[SUPPLIED ENTRIES — start]

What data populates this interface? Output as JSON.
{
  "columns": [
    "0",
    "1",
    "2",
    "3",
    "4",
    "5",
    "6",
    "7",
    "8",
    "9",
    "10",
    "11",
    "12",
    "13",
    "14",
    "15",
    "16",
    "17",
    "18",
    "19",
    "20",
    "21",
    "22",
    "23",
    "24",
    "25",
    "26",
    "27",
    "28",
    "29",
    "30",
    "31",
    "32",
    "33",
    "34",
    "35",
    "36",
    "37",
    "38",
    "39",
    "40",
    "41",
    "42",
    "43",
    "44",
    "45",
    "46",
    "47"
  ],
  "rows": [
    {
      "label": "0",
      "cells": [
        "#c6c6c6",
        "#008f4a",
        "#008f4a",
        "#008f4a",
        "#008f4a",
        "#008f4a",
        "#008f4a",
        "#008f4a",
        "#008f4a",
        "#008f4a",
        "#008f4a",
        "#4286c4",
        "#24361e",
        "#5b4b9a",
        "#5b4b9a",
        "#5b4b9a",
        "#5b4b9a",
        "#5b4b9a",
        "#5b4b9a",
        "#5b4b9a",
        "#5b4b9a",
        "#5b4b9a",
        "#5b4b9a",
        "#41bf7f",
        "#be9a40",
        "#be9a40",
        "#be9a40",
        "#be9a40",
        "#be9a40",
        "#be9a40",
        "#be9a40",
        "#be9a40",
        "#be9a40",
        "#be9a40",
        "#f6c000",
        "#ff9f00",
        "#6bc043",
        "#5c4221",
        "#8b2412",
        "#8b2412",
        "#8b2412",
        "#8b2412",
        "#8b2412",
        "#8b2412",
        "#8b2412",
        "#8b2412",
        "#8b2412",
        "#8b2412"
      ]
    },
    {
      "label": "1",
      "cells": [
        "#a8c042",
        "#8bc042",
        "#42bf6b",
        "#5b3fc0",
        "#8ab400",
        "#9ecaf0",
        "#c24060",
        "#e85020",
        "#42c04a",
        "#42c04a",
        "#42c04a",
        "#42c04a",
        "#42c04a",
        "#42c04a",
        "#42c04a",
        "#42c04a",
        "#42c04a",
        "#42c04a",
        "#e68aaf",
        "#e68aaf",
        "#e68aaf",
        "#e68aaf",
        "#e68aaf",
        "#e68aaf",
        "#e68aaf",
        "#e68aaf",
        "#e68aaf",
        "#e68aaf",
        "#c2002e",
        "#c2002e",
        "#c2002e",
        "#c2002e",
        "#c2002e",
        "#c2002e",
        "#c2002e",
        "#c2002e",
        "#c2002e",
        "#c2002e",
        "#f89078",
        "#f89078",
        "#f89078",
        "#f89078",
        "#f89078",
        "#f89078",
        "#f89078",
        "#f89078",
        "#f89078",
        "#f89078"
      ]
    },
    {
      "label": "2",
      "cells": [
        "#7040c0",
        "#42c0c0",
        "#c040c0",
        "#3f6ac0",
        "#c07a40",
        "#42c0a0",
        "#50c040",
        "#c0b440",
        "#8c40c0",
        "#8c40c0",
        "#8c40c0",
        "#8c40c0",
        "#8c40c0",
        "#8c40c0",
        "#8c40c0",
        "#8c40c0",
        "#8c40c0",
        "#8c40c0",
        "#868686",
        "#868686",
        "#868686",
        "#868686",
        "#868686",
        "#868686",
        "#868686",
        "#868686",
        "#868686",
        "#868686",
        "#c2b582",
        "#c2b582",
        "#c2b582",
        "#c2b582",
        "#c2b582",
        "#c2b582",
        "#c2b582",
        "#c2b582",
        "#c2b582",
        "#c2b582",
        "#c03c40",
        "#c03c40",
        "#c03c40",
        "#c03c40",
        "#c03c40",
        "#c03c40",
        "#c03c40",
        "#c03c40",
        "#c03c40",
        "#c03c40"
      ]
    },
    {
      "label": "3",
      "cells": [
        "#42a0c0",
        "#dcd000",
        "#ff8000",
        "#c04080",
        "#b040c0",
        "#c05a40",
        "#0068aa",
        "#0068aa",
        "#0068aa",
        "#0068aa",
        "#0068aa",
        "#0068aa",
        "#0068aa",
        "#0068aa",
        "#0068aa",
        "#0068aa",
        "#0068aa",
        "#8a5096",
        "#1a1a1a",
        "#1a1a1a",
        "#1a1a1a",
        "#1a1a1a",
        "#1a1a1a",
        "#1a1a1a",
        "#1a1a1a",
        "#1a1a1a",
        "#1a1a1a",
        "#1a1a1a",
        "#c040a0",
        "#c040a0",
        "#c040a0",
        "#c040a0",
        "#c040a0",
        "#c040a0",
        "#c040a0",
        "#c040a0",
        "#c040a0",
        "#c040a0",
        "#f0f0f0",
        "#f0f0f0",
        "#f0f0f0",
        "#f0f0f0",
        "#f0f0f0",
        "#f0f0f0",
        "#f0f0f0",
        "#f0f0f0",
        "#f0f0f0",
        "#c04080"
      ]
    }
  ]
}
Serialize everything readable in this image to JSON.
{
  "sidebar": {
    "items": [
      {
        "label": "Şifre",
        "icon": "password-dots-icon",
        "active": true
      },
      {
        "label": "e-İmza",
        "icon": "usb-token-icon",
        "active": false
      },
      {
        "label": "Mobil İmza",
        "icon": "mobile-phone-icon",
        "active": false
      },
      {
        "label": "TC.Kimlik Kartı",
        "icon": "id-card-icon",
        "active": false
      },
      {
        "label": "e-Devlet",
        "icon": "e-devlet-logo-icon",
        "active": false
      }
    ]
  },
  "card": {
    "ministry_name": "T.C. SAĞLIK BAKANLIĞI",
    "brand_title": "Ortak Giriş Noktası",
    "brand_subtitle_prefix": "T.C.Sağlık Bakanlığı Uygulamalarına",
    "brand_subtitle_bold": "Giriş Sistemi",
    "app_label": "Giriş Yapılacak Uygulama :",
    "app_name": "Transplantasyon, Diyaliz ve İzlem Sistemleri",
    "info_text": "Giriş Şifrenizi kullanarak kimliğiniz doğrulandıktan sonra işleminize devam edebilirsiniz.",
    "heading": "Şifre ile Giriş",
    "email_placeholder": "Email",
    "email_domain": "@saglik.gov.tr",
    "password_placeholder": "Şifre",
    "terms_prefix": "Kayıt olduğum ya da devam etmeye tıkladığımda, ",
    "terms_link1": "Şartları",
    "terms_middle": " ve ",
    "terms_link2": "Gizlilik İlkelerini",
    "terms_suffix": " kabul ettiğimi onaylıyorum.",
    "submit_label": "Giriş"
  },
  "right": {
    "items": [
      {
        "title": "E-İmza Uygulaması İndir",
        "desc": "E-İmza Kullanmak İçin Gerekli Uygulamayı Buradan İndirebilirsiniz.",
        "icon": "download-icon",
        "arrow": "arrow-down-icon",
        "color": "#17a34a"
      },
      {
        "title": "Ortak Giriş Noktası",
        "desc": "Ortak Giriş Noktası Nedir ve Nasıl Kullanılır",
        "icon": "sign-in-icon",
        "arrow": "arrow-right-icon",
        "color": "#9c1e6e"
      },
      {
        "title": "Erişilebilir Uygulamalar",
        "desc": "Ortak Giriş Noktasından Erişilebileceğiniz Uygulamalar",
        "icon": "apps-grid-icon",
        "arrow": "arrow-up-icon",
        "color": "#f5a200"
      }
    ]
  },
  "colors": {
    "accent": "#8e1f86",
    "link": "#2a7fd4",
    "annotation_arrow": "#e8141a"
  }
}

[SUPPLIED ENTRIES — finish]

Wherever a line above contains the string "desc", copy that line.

        "desc": "E-İmza Kullanmak İçin Gerekli Uygulamayı Buradan İndirebilirsiniz.",
        "desc": "Ortak Giriş Noktası Nedir ve Nasıl Kullanılır",
        "desc": "Ortak Giriş Noktasından Erişilebileceğiniz Uygulamalar",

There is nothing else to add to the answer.